In a New Year’s Eve message to the nation President Morales said he had listened to the unions and social organizations, and had decided to rescind the decree.
Within the international climate justice movement, the Bolivian government has taken strong leadership in pushing a principled position on emissions reductions and rights-based climate solutions; in Copenhagen and Cancun, Morales’ position was firm, and has come to represent the very aspirations of social movements worldwide. Yet, in domestic policy, Bolivia is pursuing an industrial growth strategy that very much contradicts its international concerns, and threatens the very human and natural rights it claims to defend.
In an article on Counterpunch published at the moment of the gasolinazo, Chellis Glendinning, writing from Cochabamba, lays out the contradictions by quoting two prominent Bolivian social movement activists: “Cochabamba’s Water War leader Oscar Olivera holds to the notion that true power resides ‘in the plaza, not in the palace,’ while his sister, water activist Marcela Olivera, claims she is witness to two different Evo Morales’: the one who makes international eco-proclamations and the one, at home, who is pushing dams, uranium excavation, cell towers, and mega-highways.
These contradictions present a tremendous challenge to those organizations and individuals who want to support Bolivia’s international stance while at the same time recognizing that the truth in the streets is quite different. At the same time, these are precisely the contradictions that must be faced in developing equitable path forward for climate justice.
More important, perhaps, than simply leveling charges of hypocrisy or abuse of power, is to recognize that these contradictions are at the very heart of the questions confronting the climate justice movement: what is the role of the state, given that states are almost inevitably beholden to global finance and an industrial paradigm of development? What is the relation between global policy proclamations and the real needs of the social majorities?

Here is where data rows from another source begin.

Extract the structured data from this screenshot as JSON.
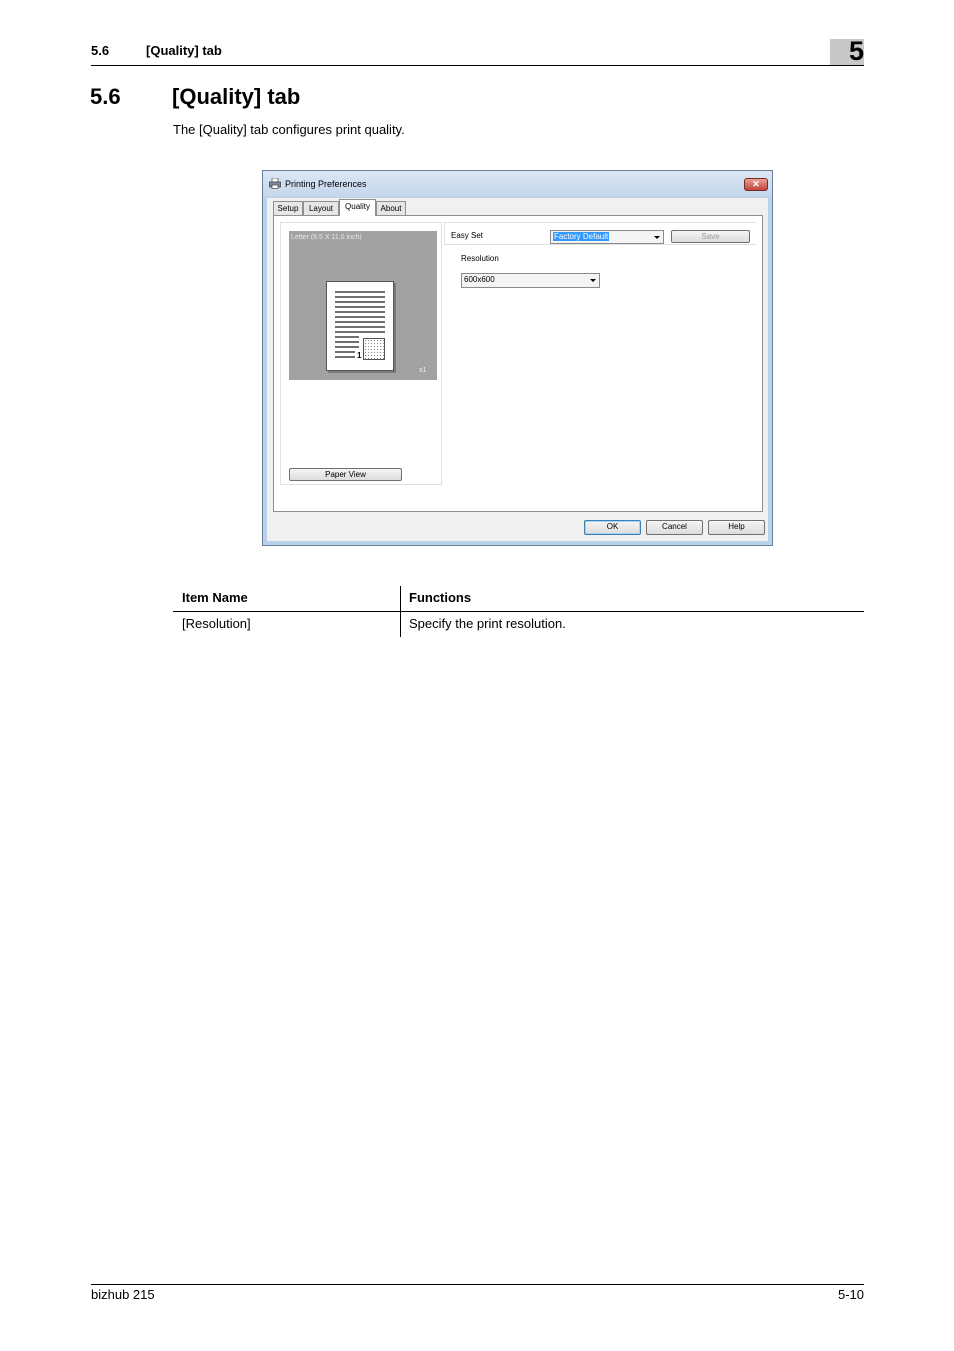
{
  "header": {
    "section_number": "5.6",
    "section_title": "[Quality] tab",
    "chapter_number": "5"
  },
  "section": {
    "number": "5.6",
    "title": "[Quality] tab",
    "intro": "The [Quality] tab configures print quality."
  },
  "dialog": {
    "title": "Printing Preferences",
    "close_glyph": "✕",
    "tabs": [
      {
        "label": "Setup",
        "active": false
      },
      {
        "label": "Layout",
        "active": false
      },
      {
        "label": "Quality",
        "active": true
      },
      {
        "label": "About",
        "active": false
      }
    ],
    "preview": {
      "paper_label": "Letter (8.5 X 11.0 inch)",
      "page_number": "1",
      "copies": "x1",
      "paper_view_button": "Paper View"
    },
    "easy_set": {
      "label": "Easy Set",
      "value": "Factory Default",
      "save_button": "Save"
    },
    "resolution": {
      "label": "Resolution",
      "value": "600x600"
    },
    "buttons": {
      "ok": "OK",
      "cancel": "Cancel",
      "help": "Help"
    }
  },
  "table": {
    "headers": [
      "Item Name",
      "Functions"
    ],
    "rows": [
      [
        "[Resolution]",
        "Specify the print resolution."
      ]
    ]
  },
  "footer": {
    "product": "bizhub 215",
    "page": "5-10"
  }
}
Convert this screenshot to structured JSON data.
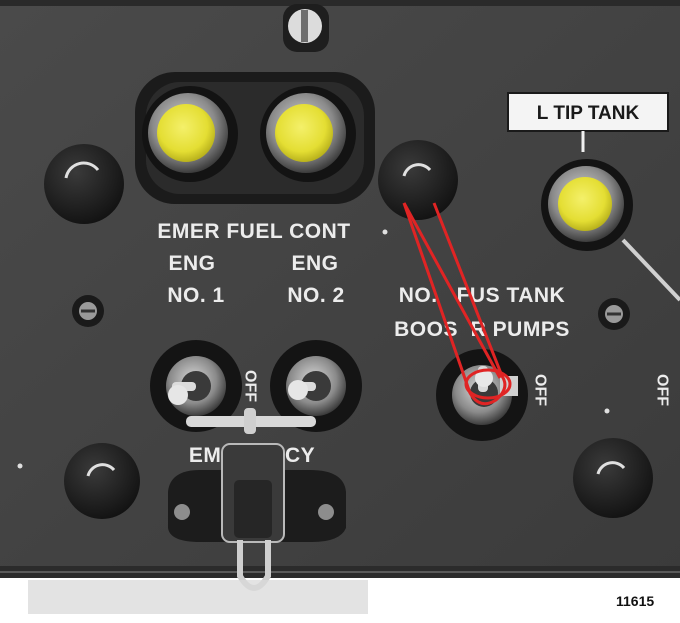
{
  "placard": {
    "left_tip_tank": "L TIP TANK"
  },
  "labels": {
    "emer_fuel_cont": "EMER FUEL CONT",
    "eng_left": "ENG",
    "eng_right": "ENG",
    "no_1": "NO. 1",
    "no_2": "NO. 2",
    "fus_tank_line": "NO.   FUS TANK",
    "booster_pumps": "BOOS  R PUMPS",
    "emergency": "EME   ENCY",
    "off_left": "OFF",
    "off_center": "OFF",
    "off_right": "OFF"
  },
  "figure_number": "11615",
  "colors": {
    "panel": "#434343",
    "caution_light": "#e7e23a",
    "annotation_wire": "#e02424",
    "lettering": "#ececec"
  },
  "icons": [
    "screw-head",
    "indicator-light",
    "toggle-switch",
    "safety-wire",
    "guard-latch"
  ]
}
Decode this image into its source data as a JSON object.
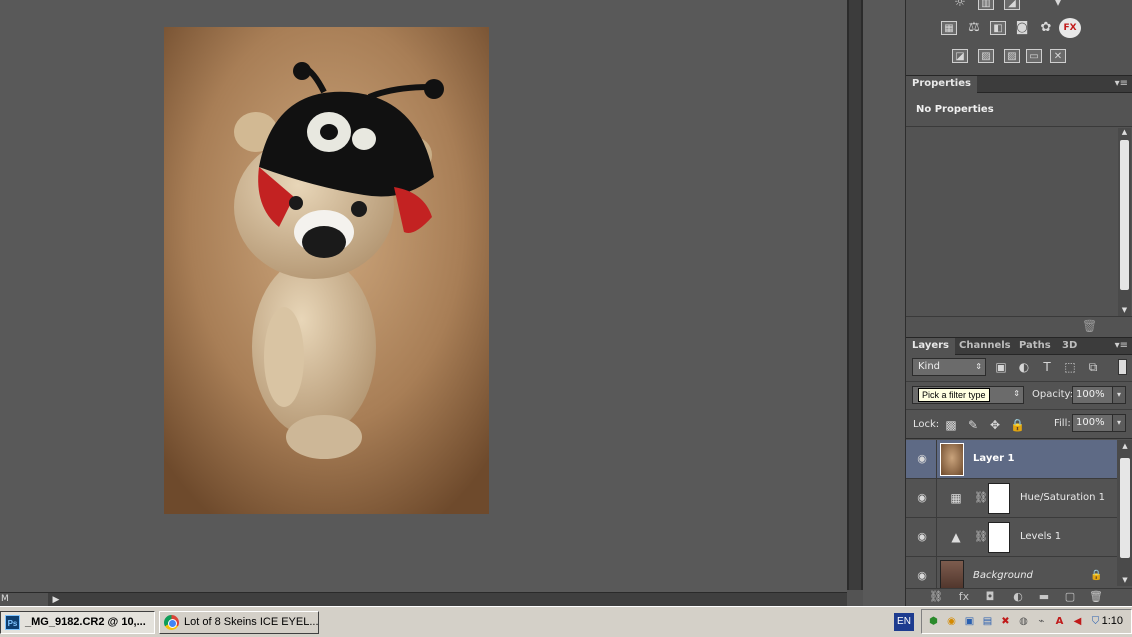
{
  "canvas": {
    "status_left": "M",
    "status_arrow": "▶"
  },
  "properties": {
    "tab": "Properties",
    "title": "No Properties"
  },
  "layers": {
    "tabs": [
      "Layers",
      "Channels",
      "Paths",
      "3D"
    ],
    "kind_label": "Kind",
    "filter_tooltip": "Pick a filter type",
    "opacity_label": "Opacity:",
    "opacity_value": "100%",
    "lock_label": "Lock:",
    "fill_label": "Fill:",
    "fill_value": "100%",
    "rows": [
      {
        "name": "Layer 1",
        "selected": true
      },
      {
        "name": "Hue/Saturation 1",
        "selected": false
      },
      {
        "name": "Levels 1",
        "selected": false
      },
      {
        "name": "Background",
        "selected": false
      }
    ]
  },
  "taskbar": {
    "items": [
      {
        "label": "_MG_9182.CR2 @ 10,...",
        "icon": "Ps"
      },
      {
        "label": "Lot of 8 Skeins ICE EYEL...",
        "icon": "chrome"
      }
    ],
    "language": "EN",
    "clock": "1:10"
  },
  "colors": {
    "panel_bg": "#535353",
    "selected_layer": "#5e6a85",
    "tooltip_bg": "#ffffe1",
    "taskbar_bg": "#d4d0c8"
  }
}
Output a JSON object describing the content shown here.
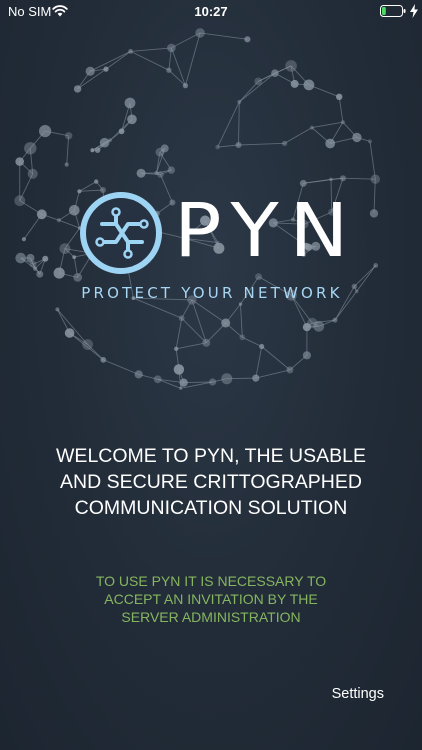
{
  "status_bar": {
    "carrier": "No SIM",
    "time": "10:27",
    "battery_level": 0.2,
    "charging": true,
    "wifi_icon": "wifi-icon",
    "battery_icon": "battery-icon",
    "charging_icon": "bolt-icon"
  },
  "logo": {
    "mark_icon": "pyn-logo-icon",
    "wordmark": "PYN",
    "tagline": "PROTECT YOUR NETWORK"
  },
  "welcome": {
    "text": "WELCOME TO PYN, THE USABLE\nAND SECURE CRITTOGRAPHED\nCOMMUNICATION SOLUTION"
  },
  "instruction": {
    "text": "TO USE PYN IT IS NECESSARY TO\nACCEPT AN INVITATION BY THE\nSERVER ADMINISTRATION"
  },
  "settings": {
    "label": "Settings"
  },
  "colors": {
    "background": "#222c38",
    "tagline": "#a7d6f2",
    "logo_ring": "#9dd3f3",
    "instruction": "#86b560",
    "text": "#ffffff",
    "network": "#8b97a3"
  }
}
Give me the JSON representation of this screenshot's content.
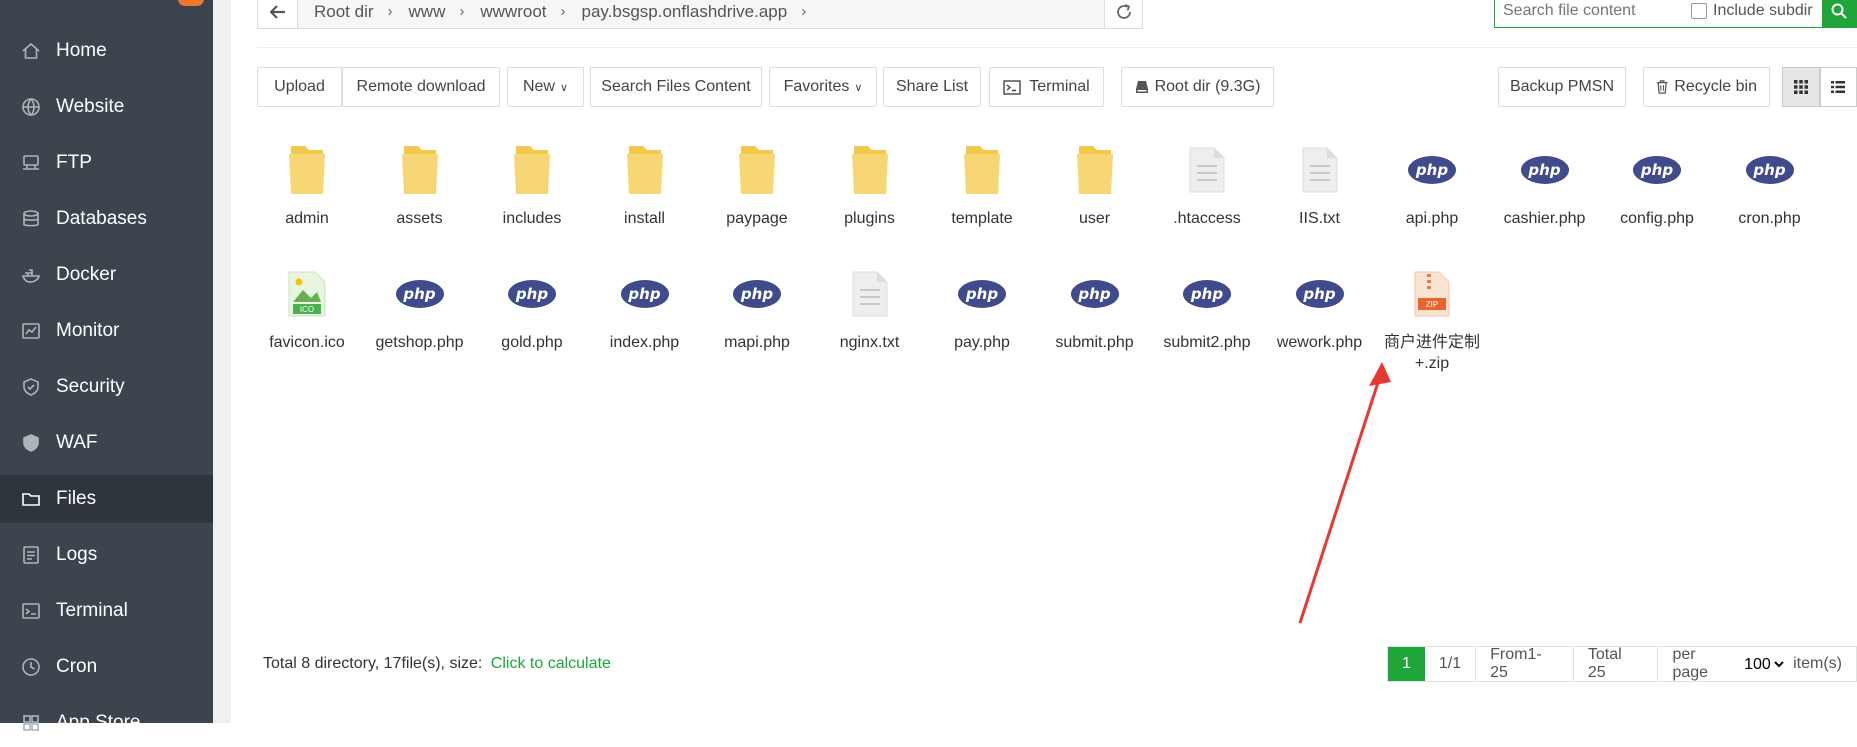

How do we reduce dependence on fossil fuels and extractive industries while advancing a just transition that meets the needs of the most vulnerable first and foremost?
The following Open Letter to Evo Morales and Álvaro García was published after the Gasolinazo and before the repeal of the decree, and gives a strong sense of the tensions that exist between Bolivia’s social movements and its government.